During dead time of any DC-DC converter both the switches are turned off to avoid any shoot-through current. But in a synchronous Buck converter that would mean sudden zero current through inductor. Wouldn't that cause any problem?
There is no problem since during the dead-time the current will flow trough the body diode of the FET discharging the inductor, very similar as a non synchronous buck. After the dead-time the FET is turned on bypassing the conducting diode. With this action you can reduce the losses since the voltage across the FET will be much lower than the forward voltage of the diode.
All in all, Synchronous Buck is all about reducing the forward losses on the Buck diode. There is no change on the operation states of the converter itself. It will work in CCM, BCM and DCM given that you have the right dead-time.

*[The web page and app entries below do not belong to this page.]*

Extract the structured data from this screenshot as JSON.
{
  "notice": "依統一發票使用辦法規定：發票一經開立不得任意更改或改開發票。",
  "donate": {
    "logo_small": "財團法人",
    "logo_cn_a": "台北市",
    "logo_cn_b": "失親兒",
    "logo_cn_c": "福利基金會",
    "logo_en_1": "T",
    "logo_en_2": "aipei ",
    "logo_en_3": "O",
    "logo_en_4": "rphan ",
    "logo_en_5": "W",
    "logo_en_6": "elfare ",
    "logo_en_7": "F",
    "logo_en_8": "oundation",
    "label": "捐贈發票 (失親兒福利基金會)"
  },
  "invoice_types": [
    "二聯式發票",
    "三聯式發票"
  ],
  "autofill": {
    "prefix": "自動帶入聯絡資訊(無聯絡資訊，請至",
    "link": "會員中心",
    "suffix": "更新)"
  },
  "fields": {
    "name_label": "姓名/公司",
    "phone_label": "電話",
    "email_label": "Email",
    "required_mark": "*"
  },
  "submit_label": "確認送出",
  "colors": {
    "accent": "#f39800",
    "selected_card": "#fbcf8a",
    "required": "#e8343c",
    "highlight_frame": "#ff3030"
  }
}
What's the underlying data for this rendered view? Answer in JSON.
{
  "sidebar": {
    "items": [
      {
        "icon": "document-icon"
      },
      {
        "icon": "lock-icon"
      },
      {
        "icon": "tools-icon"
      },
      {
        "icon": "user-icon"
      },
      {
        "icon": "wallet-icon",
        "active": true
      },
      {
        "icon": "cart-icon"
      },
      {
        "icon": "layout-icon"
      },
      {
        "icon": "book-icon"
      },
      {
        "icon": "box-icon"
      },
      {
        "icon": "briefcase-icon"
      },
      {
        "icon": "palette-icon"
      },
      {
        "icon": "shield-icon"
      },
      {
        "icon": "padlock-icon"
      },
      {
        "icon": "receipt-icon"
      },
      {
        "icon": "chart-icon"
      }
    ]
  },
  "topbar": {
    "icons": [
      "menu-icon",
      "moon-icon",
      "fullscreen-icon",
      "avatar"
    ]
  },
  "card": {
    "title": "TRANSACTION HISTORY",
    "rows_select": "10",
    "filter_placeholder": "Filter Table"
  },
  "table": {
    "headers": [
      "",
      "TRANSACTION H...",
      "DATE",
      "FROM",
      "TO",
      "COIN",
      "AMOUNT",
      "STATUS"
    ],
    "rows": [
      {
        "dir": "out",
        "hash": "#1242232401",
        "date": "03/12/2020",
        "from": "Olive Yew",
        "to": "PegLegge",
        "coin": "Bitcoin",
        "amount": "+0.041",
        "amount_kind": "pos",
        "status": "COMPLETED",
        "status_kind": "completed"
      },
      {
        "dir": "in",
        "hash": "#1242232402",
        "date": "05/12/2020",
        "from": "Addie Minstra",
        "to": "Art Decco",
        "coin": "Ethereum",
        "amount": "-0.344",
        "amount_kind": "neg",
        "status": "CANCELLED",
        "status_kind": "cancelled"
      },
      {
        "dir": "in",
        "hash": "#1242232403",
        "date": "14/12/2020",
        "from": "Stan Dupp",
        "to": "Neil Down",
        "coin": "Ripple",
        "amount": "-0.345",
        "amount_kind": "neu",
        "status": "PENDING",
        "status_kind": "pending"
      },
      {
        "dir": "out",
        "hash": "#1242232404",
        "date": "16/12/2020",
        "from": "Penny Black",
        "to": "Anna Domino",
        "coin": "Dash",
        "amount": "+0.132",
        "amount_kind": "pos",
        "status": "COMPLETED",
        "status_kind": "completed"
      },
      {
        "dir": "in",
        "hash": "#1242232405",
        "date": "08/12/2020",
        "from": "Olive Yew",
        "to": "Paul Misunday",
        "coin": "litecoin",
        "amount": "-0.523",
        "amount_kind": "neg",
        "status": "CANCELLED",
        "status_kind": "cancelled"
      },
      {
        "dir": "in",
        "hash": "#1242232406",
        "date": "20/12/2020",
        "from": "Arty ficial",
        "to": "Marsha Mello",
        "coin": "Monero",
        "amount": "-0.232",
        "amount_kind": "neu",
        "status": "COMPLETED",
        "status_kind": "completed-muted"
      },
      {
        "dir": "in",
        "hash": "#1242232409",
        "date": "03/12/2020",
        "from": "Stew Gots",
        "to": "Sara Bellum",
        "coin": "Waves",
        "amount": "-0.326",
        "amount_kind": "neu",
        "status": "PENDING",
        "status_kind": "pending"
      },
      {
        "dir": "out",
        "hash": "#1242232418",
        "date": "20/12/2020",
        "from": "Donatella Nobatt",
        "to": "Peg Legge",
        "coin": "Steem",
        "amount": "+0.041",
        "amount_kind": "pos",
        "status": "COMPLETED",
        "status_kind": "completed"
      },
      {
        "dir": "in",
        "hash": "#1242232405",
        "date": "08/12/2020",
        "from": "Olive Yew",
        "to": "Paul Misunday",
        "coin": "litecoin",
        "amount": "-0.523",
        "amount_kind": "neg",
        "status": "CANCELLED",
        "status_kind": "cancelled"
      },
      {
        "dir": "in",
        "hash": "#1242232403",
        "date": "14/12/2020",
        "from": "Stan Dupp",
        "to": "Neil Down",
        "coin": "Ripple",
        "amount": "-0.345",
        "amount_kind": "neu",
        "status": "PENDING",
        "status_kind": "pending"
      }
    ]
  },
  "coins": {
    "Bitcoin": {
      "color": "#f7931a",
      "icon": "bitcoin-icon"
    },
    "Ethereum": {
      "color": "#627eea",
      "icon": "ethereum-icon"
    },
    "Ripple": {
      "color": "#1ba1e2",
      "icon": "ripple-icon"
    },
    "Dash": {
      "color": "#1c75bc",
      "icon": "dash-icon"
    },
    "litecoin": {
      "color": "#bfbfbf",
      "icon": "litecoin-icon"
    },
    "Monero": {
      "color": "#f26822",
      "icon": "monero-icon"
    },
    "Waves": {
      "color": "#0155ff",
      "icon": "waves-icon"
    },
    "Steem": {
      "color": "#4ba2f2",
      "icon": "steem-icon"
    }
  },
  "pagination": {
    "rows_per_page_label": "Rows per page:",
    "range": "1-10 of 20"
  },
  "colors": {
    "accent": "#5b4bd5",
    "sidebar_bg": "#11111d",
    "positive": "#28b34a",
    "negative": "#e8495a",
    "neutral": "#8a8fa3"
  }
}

Any inductor current is carried somewhere, for a while. There are various mechanisms to avoid this becoming a problem.
In an asynchronous buck with a switch+diode (I know you asked about synchronous, but let's start with one that you think should be OK, and show that it is less OK than you thought), the freewheel diode picks up the current, eventually. It can't do that instantaneously, as the inductance of the finite-length wires between the switch device and it is non-zero. This current first goes to charge 'unwanted' capacitances in the devices. In the event that the voltage on the switching transistor rises above its breakdown voltage, it will avalanche. Most switching devices have a 'maximum repetitive avalanche energy' specification, to cope with just this problem. Eventually, the high voltage across the wiring inductance causes the current to slew from the switch to the diode, and peace is restored.
In a high current design, great care is taken to minimise the switch/diode transfer inductance. This doesn't necessarily mean the inductance to each individually needs to be low, but it does mean they should be well coupled, so fat and close together.
How fast the current has to transfer is governed by the fall time of the switching FET. Adding a sniff of series resistance (a few ohms to the low 10s of ohms) is often used between gate driver and gate to increase the switching time a little. This is especially effective during switching as it limits the rate that the Miller capacitance charges, thus controlling the rate of voltage rise on the drain. While this increases dissipation in the off-going channel, it reduces transient overshoot which may improve EMI and other general behaviour.
So now you know what can happen in a an asynch converter, dead time does not seem so scary. First, the voltage rises on the off-going transistor, and it may avalanche. Second, current gets transferred into the rectifier device. Initially it's off, so it's first carried by the body diode. Eventually the channel comes on, which then takes up conduction.
If the wiring inductances or the current is so large that the switching transient exceeds the switch device's safe avalanche specification, then it's possible to use snubber components, typically a capacitor and resistor in series. These are best avoided if possible as they waste energy.
No, because you must start the dead-time at the time where the inductor current becomes zero. This means the inductor is discharged. This means you loose no energy.
You cannot suddenly make the inductor current zero, the inductor will resist that by making the voltage such that the current will flow anyway (and your transistors might be damaged then).